Rotel A14 integrated amplifier/DAC
The astronomical prices of some current gear can overshadow the increasing number of moderately priced components that produce really enjoyable sound. Today’s sources include a number of digital and wireless devices, and many integrated amps now include DACs and Bluetooth capability that permit you to connect with almost any source you want. Such is Rotel’s $1299 A14 integrated, which produces a useful 80Wpc in a compact, easy-to-use package. Analog fans are not forgotten; the A14 also includes a moving-magnet phono input that’s surprisingly good-sounding. Using an AKM DAC chip, the A14 can play PCM files up to 384kHz/24-bits, and DSD256 files—just about everything you’d encounter except MQA files. What sets the A14 apart is how sweet it sounds, belying the notion that solid-state amps must be harsh or edgy. Yet it generates surprising upper-bass impact from the bass-shy KEF LS50 speakers. Soundstaging is among the best I’ve heard—from anything. Its headphone amp is also respectable, driving fairly low-sensitivity ’phones to decent levels. A matching CD14 CD player is available, which can be controlled by the A14’s remote. If you’re into hi-fi for musical enjoyment, the A14 may be all the electronics you’ll ever need.
Audio Research Corporation LS28 linestage

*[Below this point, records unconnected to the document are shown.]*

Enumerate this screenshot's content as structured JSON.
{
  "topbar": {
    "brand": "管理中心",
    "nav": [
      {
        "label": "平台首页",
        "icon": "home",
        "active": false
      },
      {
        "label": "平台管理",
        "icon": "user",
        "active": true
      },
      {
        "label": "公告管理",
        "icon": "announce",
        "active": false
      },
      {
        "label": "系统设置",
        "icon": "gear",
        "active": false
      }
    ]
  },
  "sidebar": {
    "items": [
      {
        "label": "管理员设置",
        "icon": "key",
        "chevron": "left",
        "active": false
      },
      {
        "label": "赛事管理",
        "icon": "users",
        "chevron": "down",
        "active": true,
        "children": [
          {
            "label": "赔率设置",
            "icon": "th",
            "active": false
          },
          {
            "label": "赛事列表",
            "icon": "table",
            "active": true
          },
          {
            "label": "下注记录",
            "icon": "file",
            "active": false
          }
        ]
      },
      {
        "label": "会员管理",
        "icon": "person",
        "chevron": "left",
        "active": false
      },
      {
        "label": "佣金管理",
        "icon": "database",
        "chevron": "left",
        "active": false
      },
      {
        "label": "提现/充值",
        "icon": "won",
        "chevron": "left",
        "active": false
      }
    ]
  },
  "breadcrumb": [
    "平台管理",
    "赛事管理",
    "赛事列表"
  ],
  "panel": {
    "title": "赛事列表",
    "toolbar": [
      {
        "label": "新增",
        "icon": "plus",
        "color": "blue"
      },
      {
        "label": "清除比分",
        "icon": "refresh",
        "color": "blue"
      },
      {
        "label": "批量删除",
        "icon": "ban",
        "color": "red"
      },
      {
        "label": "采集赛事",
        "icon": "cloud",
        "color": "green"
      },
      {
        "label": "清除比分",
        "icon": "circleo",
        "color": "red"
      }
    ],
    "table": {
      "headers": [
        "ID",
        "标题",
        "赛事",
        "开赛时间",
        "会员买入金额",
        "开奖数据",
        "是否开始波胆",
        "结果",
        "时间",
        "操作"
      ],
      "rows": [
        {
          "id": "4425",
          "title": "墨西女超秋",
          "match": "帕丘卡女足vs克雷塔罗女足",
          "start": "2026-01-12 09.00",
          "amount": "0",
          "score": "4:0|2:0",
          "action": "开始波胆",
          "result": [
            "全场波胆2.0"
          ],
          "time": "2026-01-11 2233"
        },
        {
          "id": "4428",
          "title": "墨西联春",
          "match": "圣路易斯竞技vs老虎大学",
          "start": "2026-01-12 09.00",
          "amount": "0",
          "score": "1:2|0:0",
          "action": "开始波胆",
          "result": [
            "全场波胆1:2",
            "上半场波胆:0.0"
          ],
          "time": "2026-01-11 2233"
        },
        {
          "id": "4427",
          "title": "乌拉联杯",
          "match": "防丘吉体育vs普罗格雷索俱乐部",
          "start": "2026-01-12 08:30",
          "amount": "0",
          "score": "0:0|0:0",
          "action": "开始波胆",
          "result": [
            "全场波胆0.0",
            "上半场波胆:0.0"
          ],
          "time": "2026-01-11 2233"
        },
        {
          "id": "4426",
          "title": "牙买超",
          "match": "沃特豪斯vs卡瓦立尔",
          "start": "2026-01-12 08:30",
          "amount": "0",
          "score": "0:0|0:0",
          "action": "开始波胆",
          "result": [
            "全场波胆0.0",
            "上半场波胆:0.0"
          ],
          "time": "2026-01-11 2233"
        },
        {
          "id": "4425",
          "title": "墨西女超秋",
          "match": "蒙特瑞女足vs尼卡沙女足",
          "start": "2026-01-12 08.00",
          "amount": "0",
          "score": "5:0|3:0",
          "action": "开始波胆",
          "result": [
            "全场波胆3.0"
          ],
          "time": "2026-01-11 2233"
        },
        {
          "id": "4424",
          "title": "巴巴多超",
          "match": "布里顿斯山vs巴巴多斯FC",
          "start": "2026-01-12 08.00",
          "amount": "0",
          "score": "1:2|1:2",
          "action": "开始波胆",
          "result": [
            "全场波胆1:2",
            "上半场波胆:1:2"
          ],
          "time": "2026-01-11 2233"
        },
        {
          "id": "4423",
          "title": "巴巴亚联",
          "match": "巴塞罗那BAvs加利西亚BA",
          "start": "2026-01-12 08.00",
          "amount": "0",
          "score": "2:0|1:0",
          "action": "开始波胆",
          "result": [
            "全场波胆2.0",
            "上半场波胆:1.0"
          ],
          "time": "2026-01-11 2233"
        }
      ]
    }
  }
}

The centerpiece of Audio Research’s new Foundation Series of components, the $7500 LS28 is a full-function linestage that combines ARC’s latest styling with its usual boatload of useful features. A hybrid circuit (JFETs and 6H30 tubes) produces wide-open, spacious, detailed, amazingly quiet sonics, while adding a robustness to the bass that improves on the LS26 and LS27. All features, including a timer that tells how many hours the tubes have been used, are accessible from the metal remote control. The LS28 illustrates how an expensive component can still be a sensational value. The Foundation Series includes a matching DAC, phono preamp, and power amp.